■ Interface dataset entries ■
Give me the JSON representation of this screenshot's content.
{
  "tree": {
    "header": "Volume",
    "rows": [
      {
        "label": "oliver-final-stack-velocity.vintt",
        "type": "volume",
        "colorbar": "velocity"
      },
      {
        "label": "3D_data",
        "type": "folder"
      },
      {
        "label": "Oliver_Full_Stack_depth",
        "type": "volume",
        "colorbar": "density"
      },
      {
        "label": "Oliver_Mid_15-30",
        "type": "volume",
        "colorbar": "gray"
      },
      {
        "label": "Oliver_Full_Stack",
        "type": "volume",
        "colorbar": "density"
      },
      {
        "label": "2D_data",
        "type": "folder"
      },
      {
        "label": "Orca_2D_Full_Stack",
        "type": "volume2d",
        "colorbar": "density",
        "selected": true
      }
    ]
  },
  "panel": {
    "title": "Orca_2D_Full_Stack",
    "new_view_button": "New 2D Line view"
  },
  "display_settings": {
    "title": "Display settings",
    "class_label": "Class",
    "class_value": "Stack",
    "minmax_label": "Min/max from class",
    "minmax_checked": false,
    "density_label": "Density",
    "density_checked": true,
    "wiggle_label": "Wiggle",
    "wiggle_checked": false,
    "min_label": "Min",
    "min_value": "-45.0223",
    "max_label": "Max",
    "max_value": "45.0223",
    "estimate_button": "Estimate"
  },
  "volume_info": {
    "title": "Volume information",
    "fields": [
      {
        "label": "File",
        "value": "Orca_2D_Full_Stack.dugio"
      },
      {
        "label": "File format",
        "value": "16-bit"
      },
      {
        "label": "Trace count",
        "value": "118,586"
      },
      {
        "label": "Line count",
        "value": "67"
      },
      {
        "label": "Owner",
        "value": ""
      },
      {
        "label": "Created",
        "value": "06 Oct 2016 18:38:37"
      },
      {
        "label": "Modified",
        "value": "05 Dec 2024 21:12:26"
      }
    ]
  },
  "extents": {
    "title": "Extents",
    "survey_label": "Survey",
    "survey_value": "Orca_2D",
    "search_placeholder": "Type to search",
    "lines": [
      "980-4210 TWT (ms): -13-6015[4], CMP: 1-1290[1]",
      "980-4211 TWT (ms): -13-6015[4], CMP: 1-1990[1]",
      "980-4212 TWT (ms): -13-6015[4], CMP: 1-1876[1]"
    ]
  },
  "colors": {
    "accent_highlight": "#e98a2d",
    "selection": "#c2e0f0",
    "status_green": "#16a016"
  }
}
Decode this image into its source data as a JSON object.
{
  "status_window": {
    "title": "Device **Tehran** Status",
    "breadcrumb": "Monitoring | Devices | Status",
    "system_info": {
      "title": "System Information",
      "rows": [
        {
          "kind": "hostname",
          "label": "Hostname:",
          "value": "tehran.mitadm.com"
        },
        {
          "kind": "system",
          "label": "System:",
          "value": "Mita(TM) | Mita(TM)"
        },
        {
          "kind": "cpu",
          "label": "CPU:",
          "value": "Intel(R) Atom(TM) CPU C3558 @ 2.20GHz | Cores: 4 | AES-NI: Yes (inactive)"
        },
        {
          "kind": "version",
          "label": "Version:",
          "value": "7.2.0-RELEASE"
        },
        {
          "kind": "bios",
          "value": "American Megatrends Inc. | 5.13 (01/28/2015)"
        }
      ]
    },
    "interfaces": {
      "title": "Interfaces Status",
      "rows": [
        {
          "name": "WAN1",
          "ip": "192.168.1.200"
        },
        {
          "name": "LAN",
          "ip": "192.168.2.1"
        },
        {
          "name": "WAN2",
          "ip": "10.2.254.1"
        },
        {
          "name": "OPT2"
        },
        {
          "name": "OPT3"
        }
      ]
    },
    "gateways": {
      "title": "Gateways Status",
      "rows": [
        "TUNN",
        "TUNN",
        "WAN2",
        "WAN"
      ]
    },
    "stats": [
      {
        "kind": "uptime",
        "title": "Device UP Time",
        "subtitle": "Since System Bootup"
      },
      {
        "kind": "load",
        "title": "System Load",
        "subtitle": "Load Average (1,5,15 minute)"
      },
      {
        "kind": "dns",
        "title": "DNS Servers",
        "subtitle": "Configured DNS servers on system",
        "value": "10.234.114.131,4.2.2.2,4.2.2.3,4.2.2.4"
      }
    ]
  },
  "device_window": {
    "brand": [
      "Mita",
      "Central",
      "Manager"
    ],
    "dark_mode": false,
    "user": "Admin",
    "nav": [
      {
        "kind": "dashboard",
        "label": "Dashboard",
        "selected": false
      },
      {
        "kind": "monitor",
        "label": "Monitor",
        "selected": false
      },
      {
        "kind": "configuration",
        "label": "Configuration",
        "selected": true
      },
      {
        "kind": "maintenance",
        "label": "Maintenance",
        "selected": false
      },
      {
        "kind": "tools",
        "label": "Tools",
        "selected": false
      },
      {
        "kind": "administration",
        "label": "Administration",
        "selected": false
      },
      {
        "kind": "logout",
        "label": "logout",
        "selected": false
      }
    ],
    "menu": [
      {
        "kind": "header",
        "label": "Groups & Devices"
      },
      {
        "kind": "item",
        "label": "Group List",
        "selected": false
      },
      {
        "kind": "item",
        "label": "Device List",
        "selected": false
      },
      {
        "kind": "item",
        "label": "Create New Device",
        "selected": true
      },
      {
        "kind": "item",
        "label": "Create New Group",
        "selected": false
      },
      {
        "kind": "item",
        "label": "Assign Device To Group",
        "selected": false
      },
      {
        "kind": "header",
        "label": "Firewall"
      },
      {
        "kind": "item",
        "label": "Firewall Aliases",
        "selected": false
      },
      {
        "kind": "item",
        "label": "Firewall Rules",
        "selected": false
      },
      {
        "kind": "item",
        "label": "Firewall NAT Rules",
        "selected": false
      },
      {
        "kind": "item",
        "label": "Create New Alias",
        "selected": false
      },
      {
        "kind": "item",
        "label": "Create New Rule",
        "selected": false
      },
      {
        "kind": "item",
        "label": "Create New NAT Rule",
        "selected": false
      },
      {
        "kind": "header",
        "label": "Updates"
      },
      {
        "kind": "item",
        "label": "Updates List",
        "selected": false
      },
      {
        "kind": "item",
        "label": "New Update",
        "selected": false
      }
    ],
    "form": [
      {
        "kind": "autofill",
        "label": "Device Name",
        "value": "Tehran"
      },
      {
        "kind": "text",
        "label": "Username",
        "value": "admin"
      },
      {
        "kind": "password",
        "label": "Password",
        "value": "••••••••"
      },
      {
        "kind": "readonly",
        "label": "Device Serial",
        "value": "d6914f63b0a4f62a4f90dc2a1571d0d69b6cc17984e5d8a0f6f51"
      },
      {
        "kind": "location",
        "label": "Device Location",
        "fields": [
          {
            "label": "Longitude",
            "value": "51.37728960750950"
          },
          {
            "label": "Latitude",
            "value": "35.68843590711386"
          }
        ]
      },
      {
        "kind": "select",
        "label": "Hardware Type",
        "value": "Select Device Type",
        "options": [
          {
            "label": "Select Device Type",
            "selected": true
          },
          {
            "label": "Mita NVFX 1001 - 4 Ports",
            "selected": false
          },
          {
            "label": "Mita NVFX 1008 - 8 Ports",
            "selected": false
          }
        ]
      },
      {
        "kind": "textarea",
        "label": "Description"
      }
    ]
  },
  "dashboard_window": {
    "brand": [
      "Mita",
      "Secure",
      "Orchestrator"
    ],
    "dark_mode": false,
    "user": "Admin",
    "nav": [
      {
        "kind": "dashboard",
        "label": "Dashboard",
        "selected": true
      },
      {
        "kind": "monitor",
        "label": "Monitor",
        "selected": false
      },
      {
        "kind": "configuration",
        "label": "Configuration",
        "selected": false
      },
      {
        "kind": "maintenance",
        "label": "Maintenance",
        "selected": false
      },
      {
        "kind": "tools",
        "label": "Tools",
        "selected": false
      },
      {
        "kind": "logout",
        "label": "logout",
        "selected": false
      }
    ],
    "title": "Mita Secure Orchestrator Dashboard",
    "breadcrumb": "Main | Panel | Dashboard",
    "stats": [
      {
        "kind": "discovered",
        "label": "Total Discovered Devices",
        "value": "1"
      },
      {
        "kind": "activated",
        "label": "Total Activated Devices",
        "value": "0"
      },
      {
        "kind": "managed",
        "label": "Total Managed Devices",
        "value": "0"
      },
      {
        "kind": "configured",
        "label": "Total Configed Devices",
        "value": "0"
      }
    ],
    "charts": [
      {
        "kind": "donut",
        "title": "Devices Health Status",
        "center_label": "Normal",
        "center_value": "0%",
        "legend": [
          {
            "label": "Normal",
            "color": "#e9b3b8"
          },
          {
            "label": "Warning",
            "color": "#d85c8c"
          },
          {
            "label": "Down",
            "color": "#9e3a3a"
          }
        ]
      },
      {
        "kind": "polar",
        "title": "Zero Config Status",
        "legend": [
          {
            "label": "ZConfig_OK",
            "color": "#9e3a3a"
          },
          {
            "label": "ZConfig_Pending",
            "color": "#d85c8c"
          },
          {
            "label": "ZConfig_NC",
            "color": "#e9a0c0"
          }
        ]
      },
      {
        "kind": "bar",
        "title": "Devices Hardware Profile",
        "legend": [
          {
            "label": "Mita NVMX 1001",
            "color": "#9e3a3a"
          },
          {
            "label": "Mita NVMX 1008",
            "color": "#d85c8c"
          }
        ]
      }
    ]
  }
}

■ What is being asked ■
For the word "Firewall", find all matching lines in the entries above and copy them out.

■ Written response ■
        "label": "Firewall"
        "label": "Firewall Aliases",
        "label": "Firewall Rules",
        "label": "Firewall NAT Rules",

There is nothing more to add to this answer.